Green Pond WaterGreen Pond Water Causes & Solutions
Serving Lexington & Central Kentucky
Pond Filtration Overview
No Lexington / Central Kentucky (KY) pond owner wants to look out their window and see green or tea-colored water in their backyard pond, which is why creating a healthy low-maintenance ecosystem, is so important. Low-maintenance water features incorporate adequate filtration.
In addition to plants, fish, aeration, rocks and gravel, a low-maintenance ecosystem pond requires adequate filtration to help keep the water crystal clear. Three types of pond filters are available on the market and include biological, mechanical, and sterilizers.
Biological filters use bacteria to break down pond wastes, converting them into less harmful compounds that can be used as aquatic plant fertilizers. Mechanical filters trap and remove debris and sediment.
Water sterilizers pass water through a tube that houses an ultraviolet bulb, killing living microscopic particles in the water.
A good biological filtration system, teamed with a proper mechanical filter to remove solids before the water enters the biological filtration unit, is the most effective way to filter water. With adequate biological and mechanical filtration, the need for sterilizers is eliminated altogether, thereby ensuring a natural ecosystem pond.
Read More about the Ecosystem Pond..
In the pond/water features context, a pond without plants is…
– A pond without sufficient oxygen
– A pond without happy and healthy fish
– A pond without aerobic (good) bacteria
– A pond without the ability to break down waste products
– A pond without naturally crystal clear water
– A pond without the ability to inhibit algae growth, and
– A pond that most resembles a pot of green pea soup
Read More About Aquatic Plants.
Gravel and Bacteria In Your Pond.
“I have cleaned my pond before and the sludge in the bottom is Awful. How in the world will adding gravel make my pond easier to Maintain”. We get this question at least once a week in the Spring of the year. The bottom line is that adding gravel to your pond bottom increases the surface area your beneficial have to seed and help break down this sludge debris and fish waste.
“Ponds with a Gravel bottom are Easier to clean than a Bare Liner Pond”. You can quote me on that, we perform over a hundred Pond Cleanouts every Spring and all things equal a gravel bottom pond will have less sludge and debris than a bare liner pond.
Using Beneficial Bacteria
Simply adding gravel is simply not enough. You have to help your pond along by consistently adding Beneficial Bacteria. Sometimes your pond will turn green again soon after you clean it out and add gravel. However, persistence and patience will over come your frustrations in the end.
UV Clarifiers & Pressurized Filters
For some ponds the fish load or surrounding environment simply make the Ecological approach to clearing your water take too long. So if the steps above don’t work after 6-8 weeks of persistence or you are simply too impatient to wait on Mother Nature then a UV Clarifier is the way to go.

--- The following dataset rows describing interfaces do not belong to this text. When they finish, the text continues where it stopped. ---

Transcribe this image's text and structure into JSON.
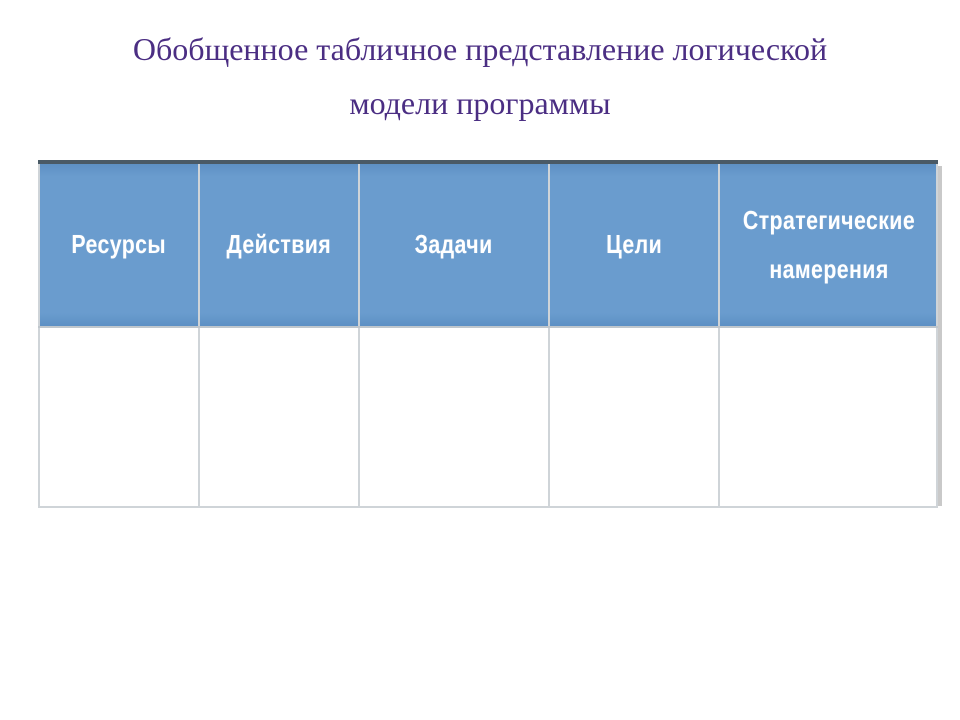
{
  "title_line1": "Обобщенное табличное представление логической",
  "title_line2": "модели программы",
  "table": {
    "headers": [
      "Ресурсы",
      "Действия",
      "Задачи",
      "Цели",
      "Стратегические намерения"
    ],
    "rows": [
      [
        "",
        "",
        "",
        "",
        ""
      ]
    ]
  },
  "colors": {
    "title": "#4b2e83",
    "header_bg": "#6699cc",
    "header_text": "#ffffff"
  }
}
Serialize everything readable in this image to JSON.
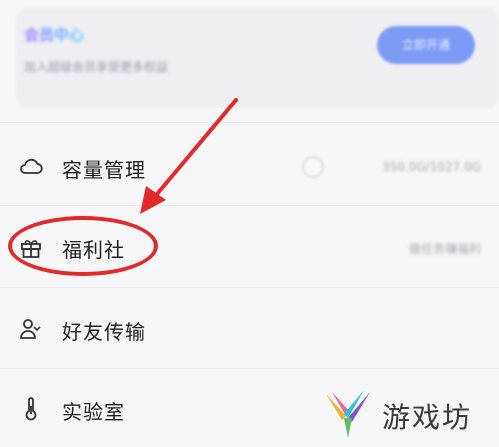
{
  "vip_card": {
    "title": "会员中心",
    "subtitle": "加入超级会员享受更多权益",
    "button_label": "立即开通"
  },
  "menu": {
    "items": [
      {
        "label": "容量管理",
        "icon": "cloud-icon",
        "right_text": "350.0G/1027.0G"
      },
      {
        "label": "福利社",
        "icon": "gift-icon",
        "right_text": "做任务赚福利"
      },
      {
        "label": "好友传输",
        "icon": "people-icon",
        "right_text": ""
      },
      {
        "label": "实验室",
        "icon": "thermometer-icon",
        "right_text": ""
      }
    ]
  },
  "highlight": {
    "color": "#e32a2a"
  },
  "watermark": {
    "text": "游戏坊"
  }
}
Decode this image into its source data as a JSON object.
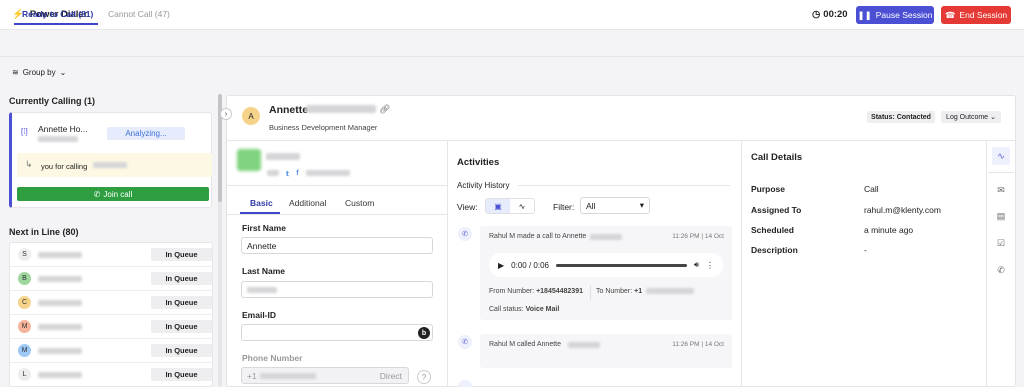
{
  "header": {
    "title": "Power Dialer",
    "timer": "00:20",
    "pause_label": "Pause Session",
    "end_label": "End Session",
    "accent": "#4a4fd4",
    "danger": "#e53935"
  },
  "tabs": [
    {
      "label": "Ready to Call (81)"
    },
    {
      "label": "Cannot Call (47)"
    }
  ],
  "group_by": "Group by",
  "currently_calling": {
    "heading": "Currently Calling (1)",
    "name": "Annette Ho...",
    "status": "Analyzing...",
    "calling_note": "you for calling",
    "join_label": "Join call"
  },
  "next_in_line": {
    "heading": "Next in Line (80)",
    "rows": [
      {
        "initial": "S",
        "color": "#eeeeee",
        "badge": "In Queue"
      },
      {
        "initial": "B",
        "color": "#9ed79e",
        "badge": "In Queue"
      },
      {
        "initial": "C",
        "color": "#f6d38b",
        "badge": "In Queue"
      },
      {
        "initial": "M",
        "color": "#f6b39b",
        "badge": "In Queue"
      },
      {
        "initial": "M",
        "color": "#9ec9f6",
        "badge": "In Queue"
      },
      {
        "initial": "L",
        "color": "#eeeeee",
        "badge": "In Queue"
      }
    ]
  },
  "contact": {
    "initial": "A",
    "first_name_display": "Annette",
    "job_title": "Business Development Manager",
    "status": "Status: Contacted",
    "log_outcome": "Log Outcome"
  },
  "form": {
    "tabs": [
      "Basic",
      "Additional",
      "Custom"
    ],
    "first_name_label": "First Name",
    "first_name_value": "Annette",
    "last_name_label": "Last Name",
    "email_label": "Email-ID",
    "phone_label": "Phone Number",
    "phone_prefix": "+1",
    "phone_type": "Direct"
  },
  "activities": {
    "title": "Activities",
    "history_label": "Activity History",
    "view_label": "View:",
    "filter_label": "Filter:",
    "filter_value": "All",
    "items": [
      {
        "text": "Rahul M made a call to Annette",
        "time": "11:26 PM | 14 Oct",
        "player_time": "0:00 / 0:06",
        "from_label": "From Number:",
        "from_value": "+18454482391",
        "to_label": "To Number:",
        "to_value": "+1",
        "status_label": "Call status:",
        "status_value": "Voice Mail"
      },
      {
        "text": "Rahul M called Annette",
        "time": "11:26 PM | 14 Oct"
      }
    ]
  },
  "call_details": {
    "title": "Call Details",
    "rows": [
      {
        "key": "Purpose",
        "value": "Call"
      },
      {
        "key": "Assigned To",
        "value": "rahul.m@klenty.com"
      },
      {
        "key": "Scheduled",
        "value": "a minute ago"
      },
      {
        "key": "Description",
        "value": "-"
      }
    ]
  }
}
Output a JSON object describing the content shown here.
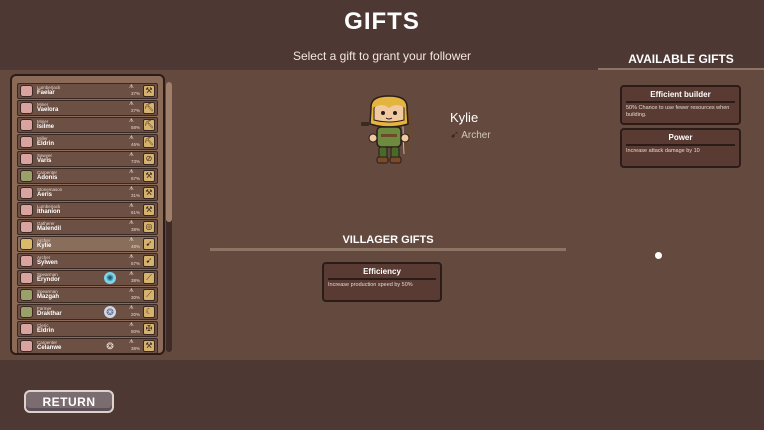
{
  "header": {
    "title": "GIFTS",
    "subtitle": "Select a gift to grant your follower"
  },
  "available_gifts": {
    "title": "AVAILABLE GIFTS",
    "items": [
      {
        "name": "Efficient builder",
        "description": "50% Chance to use fewer resources when building."
      },
      {
        "name": "Power",
        "description": "Increase attack damage by 10"
      }
    ]
  },
  "follower": {
    "name": "Kylie",
    "class": "Archer",
    "class_icon": "bow-icon"
  },
  "villager_gifts": {
    "title": "VILLAGER GIFTS",
    "items": [
      {
        "name": "Efficiency",
        "description": "Increase production speed by 50%"
      }
    ]
  },
  "followers": [
    {
      "job": "Lumberjack",
      "name": "Faelar",
      "pct": "37%",
      "badge": "",
      "tool": "axe-icon",
      "avatar": "pink"
    },
    {
      "job": "Miner",
      "name": "Vaelora",
      "pct": "27%",
      "badge": "",
      "tool": "pickaxe-icon",
      "avatar": "pink"
    },
    {
      "job": "Miner",
      "name": "Isilme",
      "pct": "58%",
      "badge": "",
      "tool": "pickaxe-icon",
      "avatar": "pink"
    },
    {
      "job": "Miller",
      "name": "Eldrin",
      "pct": "46%",
      "badge": "",
      "tool": "pickaxe-icon",
      "avatar": "pink"
    },
    {
      "job": "Sawyer",
      "name": "Varis",
      "pct": "73%",
      "badge": "",
      "tool": "saw-icon",
      "avatar": "pink"
    },
    {
      "job": "Carpenter",
      "name": "Adonis",
      "pct": "67%",
      "badge": "",
      "tool": "hammer-icon",
      "avatar": "green"
    },
    {
      "job": "Stonemason",
      "name": "Aeris",
      "pct": "31%",
      "badge": "",
      "tool": "hammer-icon",
      "avatar": "pink"
    },
    {
      "job": "Lumberjack",
      "name": "Ithanion",
      "pct": "61%",
      "badge": "",
      "tool": "axe-icon",
      "avatar": "pink"
    },
    {
      "job": "Gatherer",
      "name": "Malendil",
      "pct": "38%",
      "badge": "",
      "tool": "basket-icon",
      "avatar": "pink"
    },
    {
      "job": "Archer",
      "name": "Kylie",
      "pct": "48%",
      "badge": "",
      "tool": "bow-icon",
      "avatar": "gold",
      "selected": true
    },
    {
      "job": "Archer",
      "name": "Sylwen",
      "pct": "57%",
      "badge": "",
      "tool": "bow-icon",
      "avatar": "pink"
    },
    {
      "job": "Spearman",
      "name": "Eryndor",
      "pct": "38%",
      "badge": "✺",
      "badge_style": "blue",
      "tool": "spear-icon",
      "avatar": "pink"
    },
    {
      "job": "Spearman",
      "name": "Mazgah",
      "pct": "30%",
      "badge": "",
      "tool": "spear-icon",
      "avatar": "green"
    },
    {
      "job": "Farmer",
      "name": "Drakthar",
      "pct": "20%",
      "badge": "❂",
      "badge_style": "gray",
      "tool": "scythe-icon",
      "avatar": "green"
    },
    {
      "job": "Cleric",
      "name": "Eldrin",
      "pct": "50%",
      "badge": "",
      "tool": "staff-icon",
      "avatar": "pink"
    },
    {
      "job": "Carpenter",
      "name": "Celanwe",
      "pct": "38%",
      "badge": "❂",
      "badge_style": "plain",
      "tool": "hammer-icon",
      "avatar": "pink"
    },
    {
      "job": "Gatherer",
      "name": "",
      "pct": "",
      "badge": "",
      "tool": "basket-icon",
      "avatar": "gold"
    }
  ],
  "footer": {
    "return_label": "RETURN"
  },
  "colors": {
    "background": "#4e3834",
    "panel": "#64493e",
    "card": "#593b34",
    "list_frame": "#8c6a58"
  }
}
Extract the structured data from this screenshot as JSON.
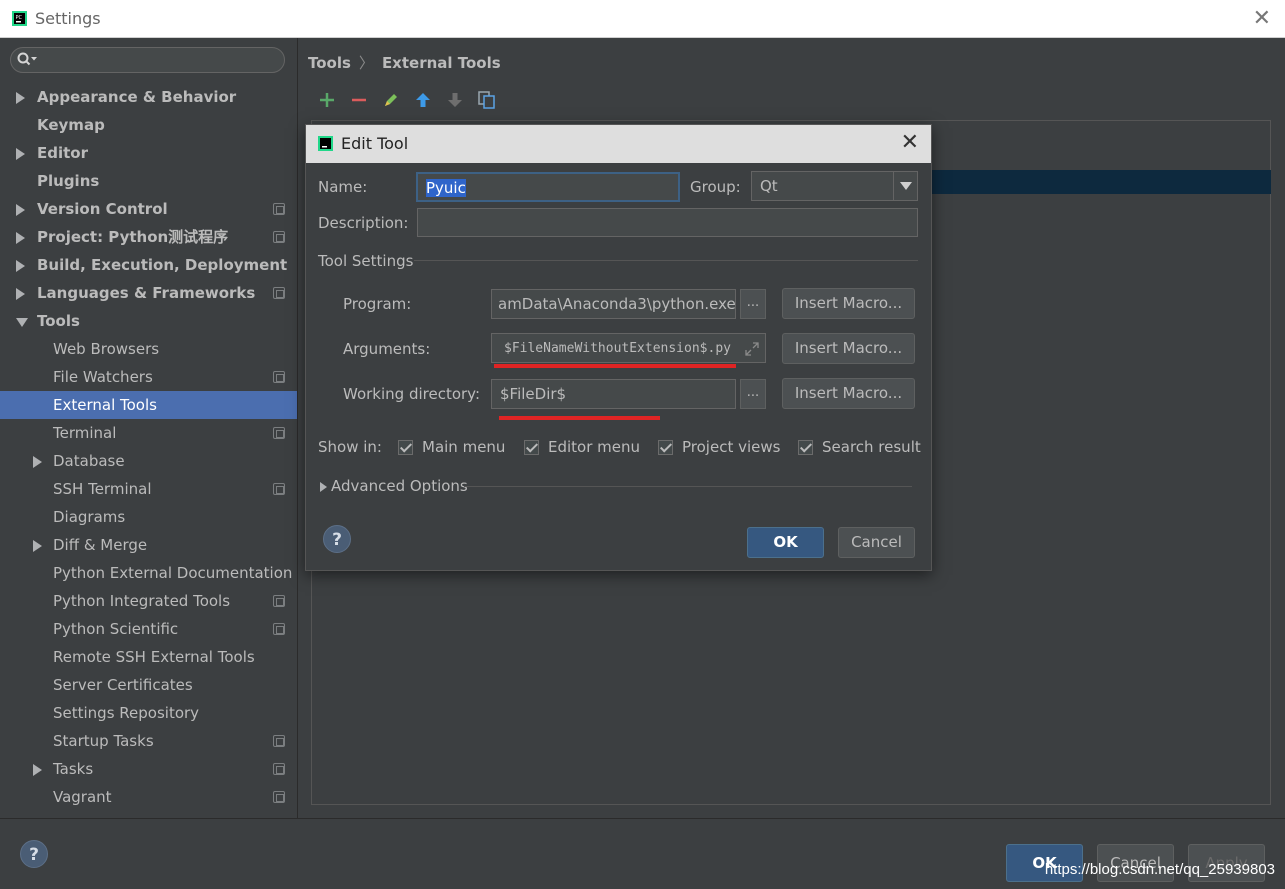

A well-balanced pond ecosystem rarely has problems with green water, but any water feature, when out of balance, might require you to resort to artificial means to control algae blooms. This is where UV clarifiers come in handy. Their main purpose is to clear the water and get rid of those nasty algae blooms that cause green water. But remember, UV clarifiers only get rid of the single-celled, floating algae. It does not get rid of other forms of algae such as string or blanket algae.
How They Work
In a nutshell, they do their job by using an extremely high output ultra violet bulb that is protected by a crystal sleeve. These bulbs are designed to emit light (energy) waves that are out of the spectrum of visible light.
So what does this mean? The particular wavelength of light that the bulb emits is harmful when it comes in contact with things around it. So when organisms such as bacteria, parasitic protozoa, and algae cells come in contact with the light from the bulb, their DNA is altered, ultimately causing harm and death to the organism. In essence, they are “nuked.”
Generally, bacteria and algae are pretty sensitive to UV light, and a short exposure is all it takes to “nuke” them. This would be a good job for a UV clarifier.
Now let’s talk about things that affect the efficiency of the bulb. Generally speaking, although the bulb may still emit light, it is only effective at killing algae for about 8 to 12 months. The cleanliness of the water and of the crystal sleeve also influence the effectiveness of the bulb – the dirtier the water and sleeve, the less the UV light will be able to come into contact with the nuisance organisms. To prevent sludge and lime build up, the sleeve can be cleaned with a mild detergent, followed by a rinse of clean water.